Sexual assault with penetration, which was punished with a minimum of six years in prison, is now punishable by four years.
"The decision to combine assault and abuse together was technically defective. We warned about this before the law was passed," said Díez.
"It was a mistake. The old law was very well drafted. But this has been an ideological reform in which they did not take into account how the Criminal Code works," he added.
Can the courts stop this?
According to Manuel Cancio Meliá, Professor of Criminal Law at the Autonomous University of Madrid, a person who has already been convicted, even if they were sentenced, should not have past laws applied to them unless it benefits their case.
"This is why cases in which the sentence has been reduced must now be reviewed. Spanish courts must do this ex officio or at the request of the convicted person, even if he or she is already serving the sentence," he told Euronews.
Cancio Meliá argues that the courts are doing this in a very mechanical way.
"They have to look at the case properly. This law is a mixture of offences that were previously separate, so they should look carefully at what happened in each case," he added.
"It shouldn't be argued that, because the article is the same but the sentencing is more lenient, courts should review all cases."
Yet courts face a difficult task because while they can interpret laws, they cannot reinterpret the facts by adding aggravating circumstances or maintaining a sentence that exceeds the limit imposed by the new law.
"Criminal law works according to certain rules, and we judges have to comply with those rules because we understand that if laws evolve, it is because society has evolved," said Roig, spokesperson at Judges for Democracy.
Spain's equality ministry however has blamed the actions of judges.
Minister Irene Montero said the reduction of sentences is due to judges "breaking the law" as a result of "machismo" and defended the effectiveness of the original text.
"This is not because we judges are sexist, nor because the law has a crack in it," counters Roig.
"If the image of those who have to protect the victims, who are the judges, is tarnished in this way, the only thing they will achieve is that the victims will not come forward to denounce (sexual violence)," argued the spokesperson in reference to the minister's statements, which were widely criticised.
"The law has gone through the entire parliamentary process and no amendments were made.
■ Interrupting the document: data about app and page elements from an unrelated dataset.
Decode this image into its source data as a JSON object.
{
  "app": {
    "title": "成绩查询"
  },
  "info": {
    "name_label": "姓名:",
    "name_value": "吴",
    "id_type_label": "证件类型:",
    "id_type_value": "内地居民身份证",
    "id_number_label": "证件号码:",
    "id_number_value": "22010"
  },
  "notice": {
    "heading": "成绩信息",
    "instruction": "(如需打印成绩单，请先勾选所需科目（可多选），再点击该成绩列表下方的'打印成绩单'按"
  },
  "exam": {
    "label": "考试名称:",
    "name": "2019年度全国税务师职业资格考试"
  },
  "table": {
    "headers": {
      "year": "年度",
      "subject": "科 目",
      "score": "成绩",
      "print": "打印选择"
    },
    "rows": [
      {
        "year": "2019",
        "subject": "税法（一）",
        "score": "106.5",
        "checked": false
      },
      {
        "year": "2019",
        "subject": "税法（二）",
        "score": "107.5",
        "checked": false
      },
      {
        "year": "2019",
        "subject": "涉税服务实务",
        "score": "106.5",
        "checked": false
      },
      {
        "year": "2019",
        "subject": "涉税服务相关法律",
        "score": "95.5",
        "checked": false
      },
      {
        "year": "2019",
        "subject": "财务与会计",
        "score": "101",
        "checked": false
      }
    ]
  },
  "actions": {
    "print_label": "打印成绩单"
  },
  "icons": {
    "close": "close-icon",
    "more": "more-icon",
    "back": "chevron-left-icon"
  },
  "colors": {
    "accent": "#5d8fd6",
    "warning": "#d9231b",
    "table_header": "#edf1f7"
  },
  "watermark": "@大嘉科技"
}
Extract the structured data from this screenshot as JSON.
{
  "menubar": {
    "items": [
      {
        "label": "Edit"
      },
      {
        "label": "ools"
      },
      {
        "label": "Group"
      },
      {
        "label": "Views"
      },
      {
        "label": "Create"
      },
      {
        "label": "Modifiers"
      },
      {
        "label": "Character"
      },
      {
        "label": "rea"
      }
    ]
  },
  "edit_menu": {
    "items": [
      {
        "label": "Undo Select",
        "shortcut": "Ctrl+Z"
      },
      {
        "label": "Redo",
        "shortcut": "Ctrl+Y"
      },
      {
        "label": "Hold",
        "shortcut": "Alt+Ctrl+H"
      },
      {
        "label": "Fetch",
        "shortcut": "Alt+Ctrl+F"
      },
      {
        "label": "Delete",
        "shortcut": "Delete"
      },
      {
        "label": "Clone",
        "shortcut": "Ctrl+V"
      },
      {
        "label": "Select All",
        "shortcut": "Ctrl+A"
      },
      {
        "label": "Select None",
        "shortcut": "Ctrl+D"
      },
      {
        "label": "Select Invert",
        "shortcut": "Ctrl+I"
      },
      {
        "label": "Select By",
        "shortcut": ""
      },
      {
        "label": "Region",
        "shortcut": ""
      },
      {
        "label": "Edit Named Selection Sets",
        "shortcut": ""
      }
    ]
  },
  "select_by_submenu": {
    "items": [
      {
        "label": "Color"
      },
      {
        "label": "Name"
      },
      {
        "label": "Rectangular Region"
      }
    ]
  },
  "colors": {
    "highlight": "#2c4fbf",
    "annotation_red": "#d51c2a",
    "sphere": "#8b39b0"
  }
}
The legislator has decided and we have to apply it," she added.
The decision is now in the hands of the Supreme Court, where several appeals of sexual offence sentences requesting that Spain's new law be taken into account have been tabled.
The tribunal is expected to rule in the coming weeks on how the new law affects cases tried under the previous legislation and its decision will set the path for the High Courts and Provincial Courts.
The aim is to unify the criteria for some cases and avoid disparate rulings.